Dickerson notes peer review committees are about more than investigating bad outcomes and searching for possible dangers to patients. “The focus of a peer review committee is to develop, improve, and help the physician [and the nurse]. If you’ve got a bad apple, you need to separate it from the rest of the bushel, but that’s not necessarily the intention of the committee,” he explains. “It’s about assessing where this person is going in their career, and have they provided the amount of information and clinical outcomes to get where they want to go?”

For instance, someone on a peer review committee must be able to assess a junior colleague in a way that considers his or her level of training and experience, rather than holding the person accountable to the performance one would expect of a more highly trained and experienced physician or nurse. A key concern when recruiting for peer review committees is to look for people who are fair-minded and will approach the committee’s work as a way of helping and supporting peers.
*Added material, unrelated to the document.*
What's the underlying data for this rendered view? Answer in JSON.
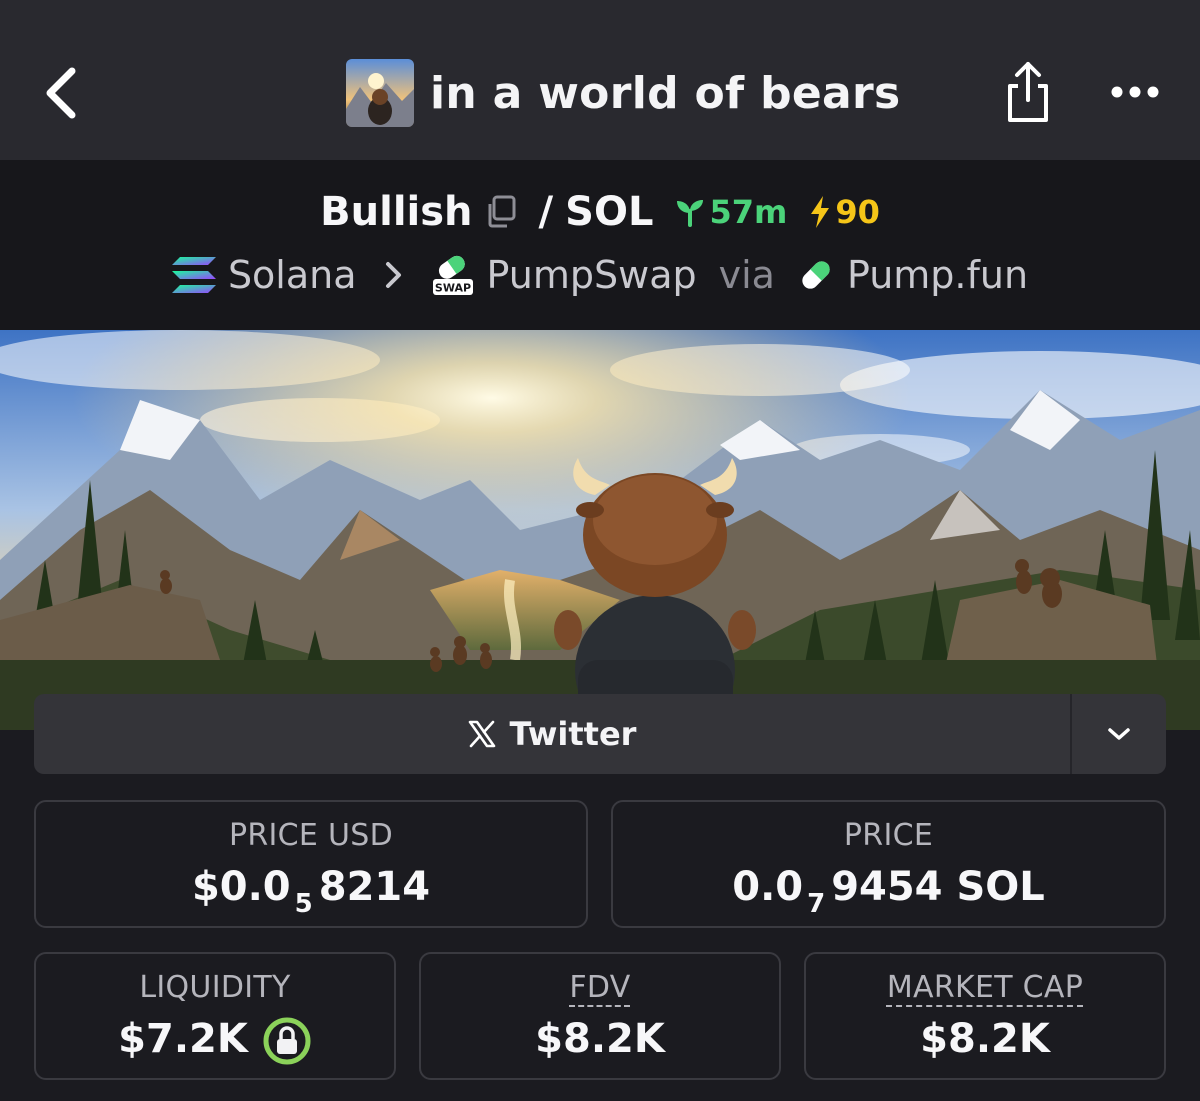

“What you want to avoid is anyone who would approach it from a negative standpoint. Avoid people who have agendas, people who like to gossip, or those who want to be in the know about everything without good reason,” Dickerson says. “Seek out one who is looking to provide a quality peer review but also to learn from others through the peer review process.”


  1. Scappatura v. Baptist Hospital, 120 Ariz. 204, 584 P. 2d 1194 (1978).


  • Michael B. Brohman, JD, Shareholder, Roetzel & Andress, Chicago. Phone: (312) 582-1682. Email: mbrohman@ralaw.com.
  • Eric Dickerson, Managing Director, Academic Medicine Practice, Kaye/Bassman, Plano, TX. Phone: (972) 265-5245. Email: ericd@kbic.com.
  • Michael Loftus, MD, Chief Medical Officer, Jersey City (NJ) Medical Center. Phone: (201) 915-2215.
  • Karen Owens, JD, Coppersmith Brockelman, Phoenix. Phone: (602) 381-5463. Email: kowens@cblawyers.com.